  16. “For nonconformity the world whips you with its displeasure. And therefor a man must know how to estimate a sour face.” • “Rather than love, than money, than fame, give me truth.”  • “I have never found a companion that was so companionable as solitude.” • “The mass of men lead lives of quiet desperation.” •  “Simplicity, simplicity, simplicity! I say, let your affairs be as two or three, and not a hundred or a thousand; instead of a million count half a dozen, and keep your accounts on your thumb nail.” 

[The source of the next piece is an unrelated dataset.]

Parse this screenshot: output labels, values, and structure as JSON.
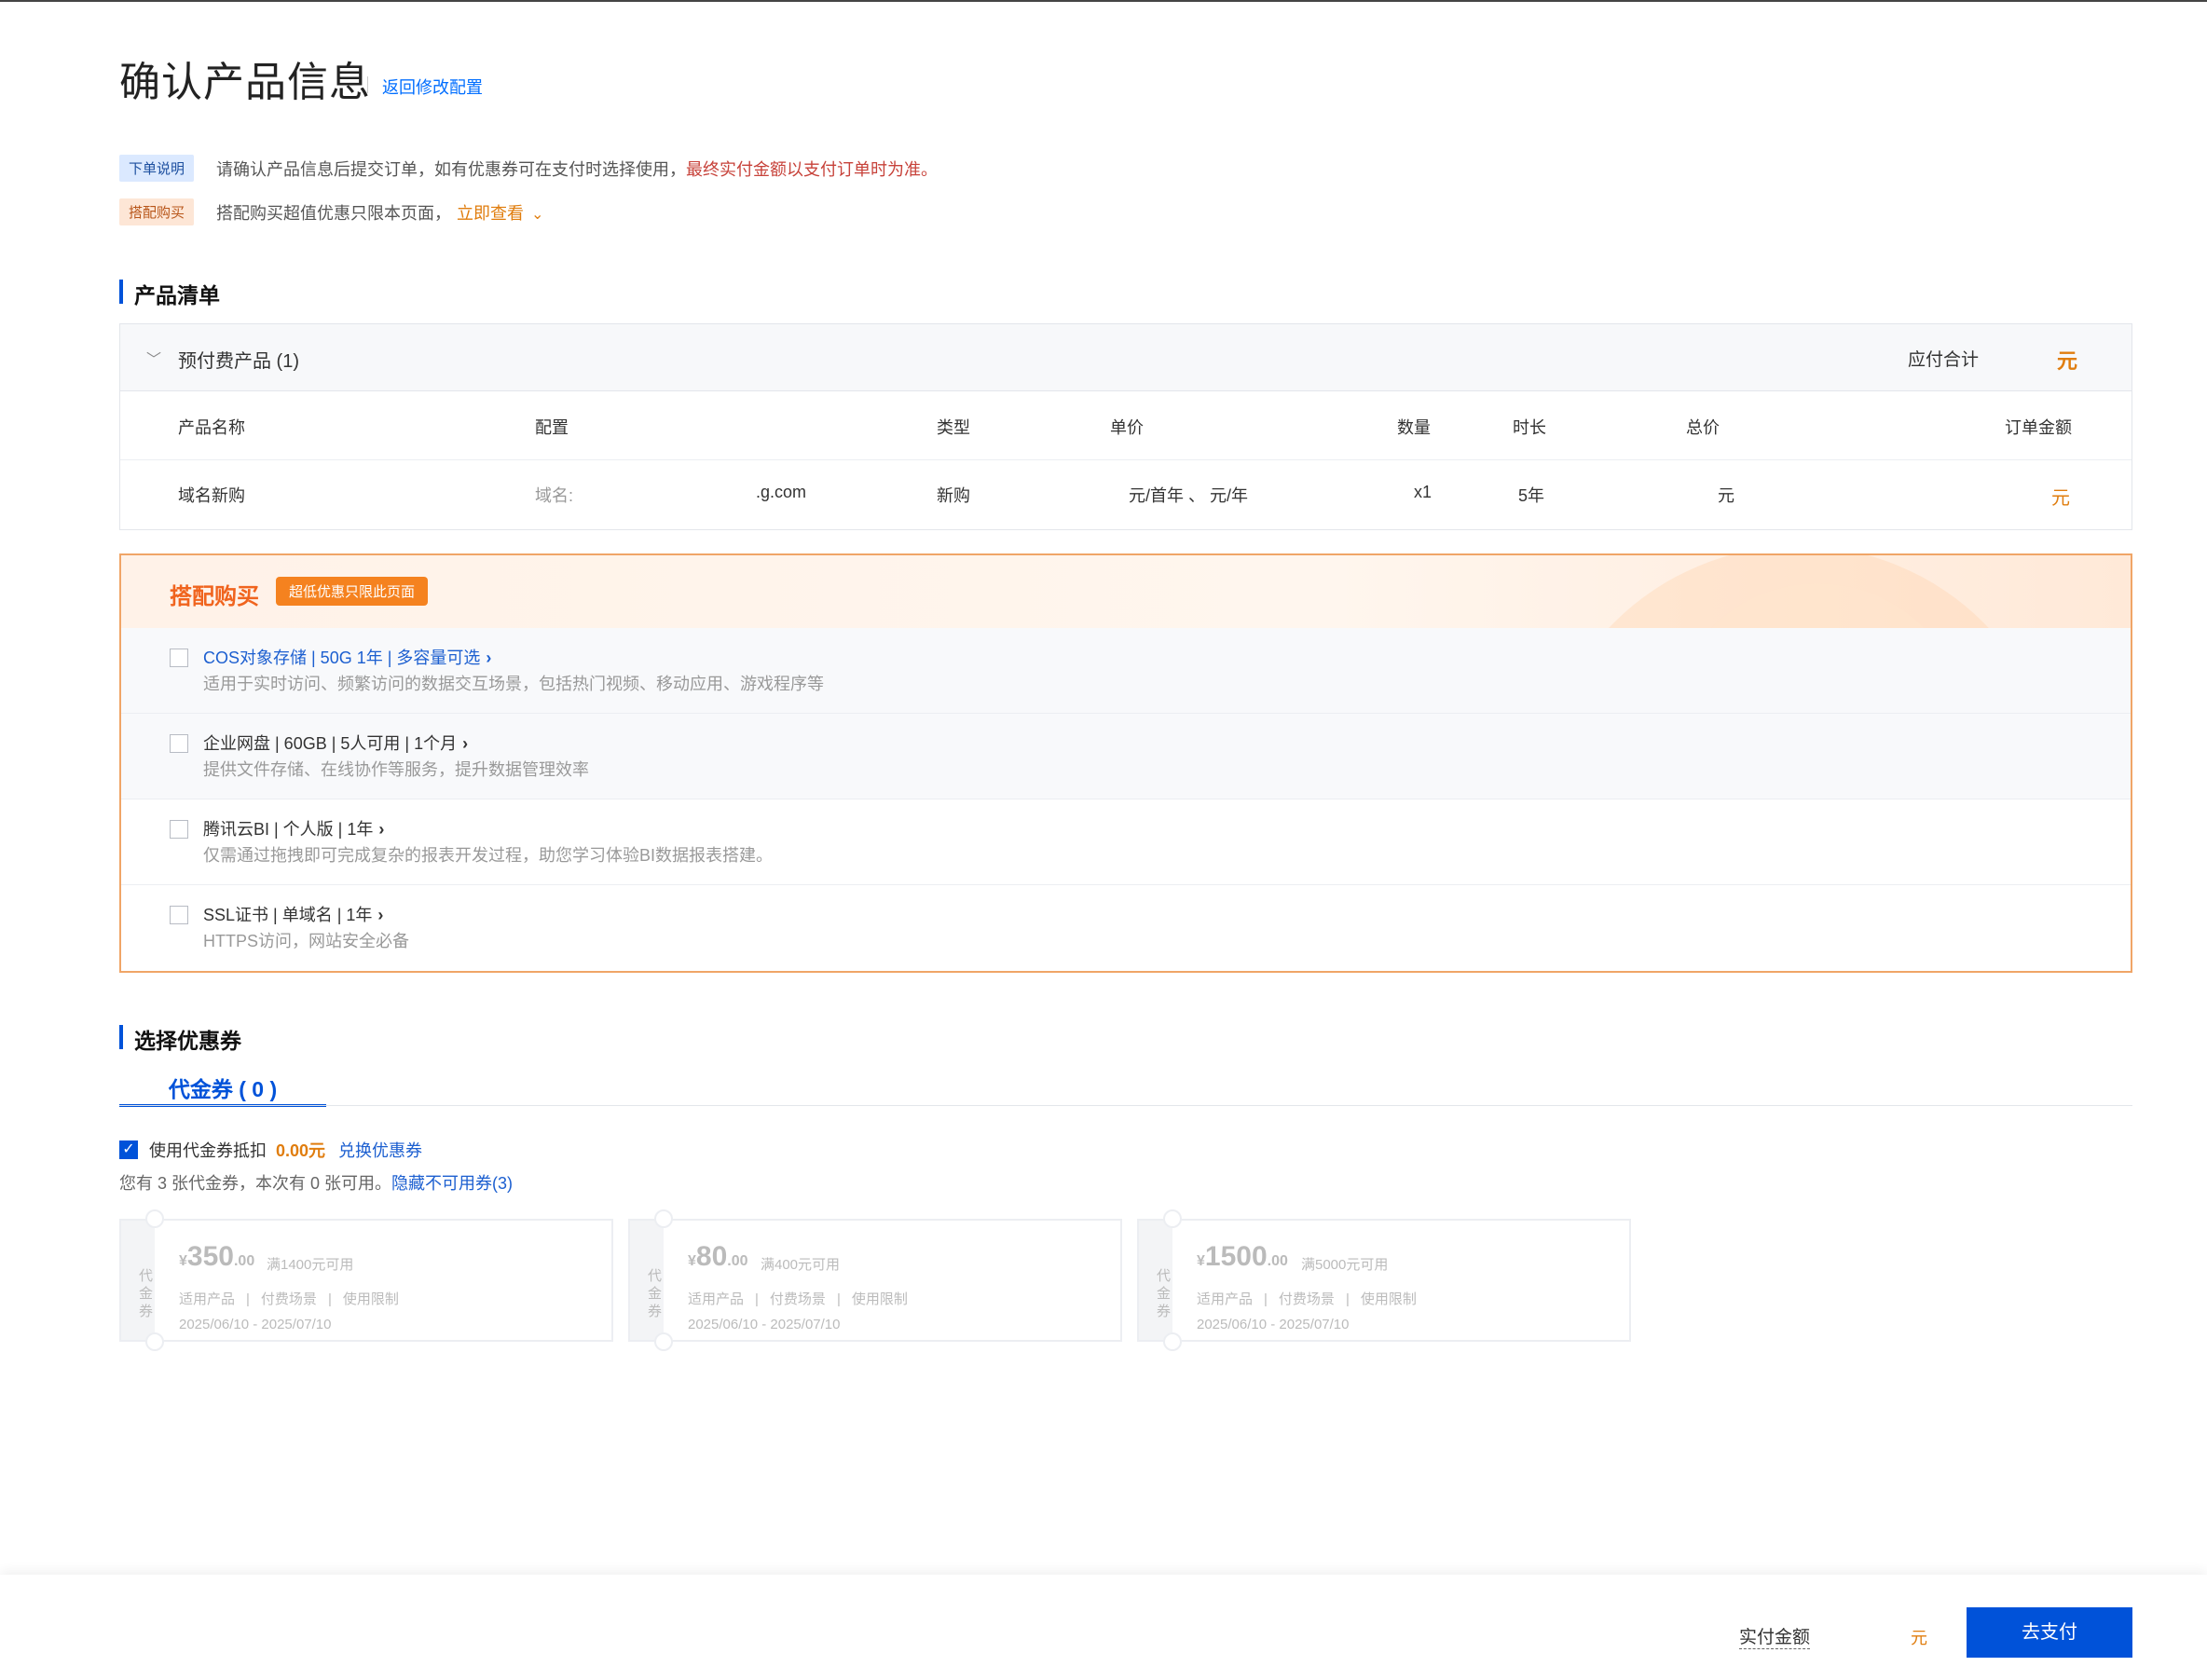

  17. “For nonconformity the world whips you with its displeasure. And therefor a man must know how to estimate a sour face.” • “Rather than love, than money, than fame, give me truth.”  • “I have never found a companion that was so companionable as solitude.”  • “The mass of men lead lives of quiet desperation.” • “Simplicity, simplicity, simplicity! I say, let your affairs be as two or three, and not a hundred or a thousand; instead of a million count half a dozen, and keep your accounts on your thumb nail.” 

  18. “For nonconformity the world whips you with its displeasure. And therefor a man must know how to estimate a sour face.” • “Rather than love, than money, than fame, give me truth.”  • “I have never found a companion that was so companionable as solitude.”  • “The mass of men lead lives of quiet desperation.” •  “Simplicity, simplicity, simplicity! I say, let your affairs be as two or three, and not a hundred or a thousand; instead of a million count half a dozen, and keep your accounts on your thumb nail.” 

  19. In 1846, Henry David Thoreau refused to pay a poll tax in protest of the U.S./Mexican War – a war he believed was unjust. He spent a night in jail and shortly after wrote his essay Civil Disobedience. Civil Disobedience

  20. Civil Disobedience has inspired those who practice non violent protest ever since. Civil Disobedience

  21. “I heartily accept the motto, ‘the government that is best which governs least;’ and I should like to see it acted up to more rapidly and systematically. Carried out, it finally amounts to this, which also I believe,-’That government is best which governs not at all;’ and when men are prepared for it, that will be the kind of government which they will have.” Civil Disobedience

  22. “After all, the practical reason why, when the power is once in the hands of the people, a majority are permitted, and for a long period continue, to rule is not because they are most likely to be in the right, nor because this seems fairest to the minority, but because they are physically the strongest…can there be a government in which majorities decide the right and wrong, but conscience?” Civil Disobedience

  23. “Visit the Navy-Yard, and behold a marine, such a man as an American government can make, or such as it can make a man with its black arts – a mere shadow and reminiscence of humanity…the mass of men serve the state thus, not as men mainly, but as machines, with their bodies. In most cases there is no free exercise whatever of their morals; they put themselves on a level with wood and earth and stones.” Civil Disobedience

  24. “Unjust laws exist: shall we be content to obey them, or shall we endeavor to amend them, and obey them until we have succeeded or shall we destroy them at once? Men generally, under such a government as this, think that they ought to wait until they have persuaded the majority to alter them.” Civil Disobedience

  25. “Under a government that imprisons any unjustly, the true place for a just man is also a prison.” Civil Disobedience

  26. “Thus the State never intentionally confronts a man’s sense, intellectual or moral, but only his body, his senses. It is not armed with superior wit or honesty, but with superior physical strength. I was not born to be forced.” Civil Disobedience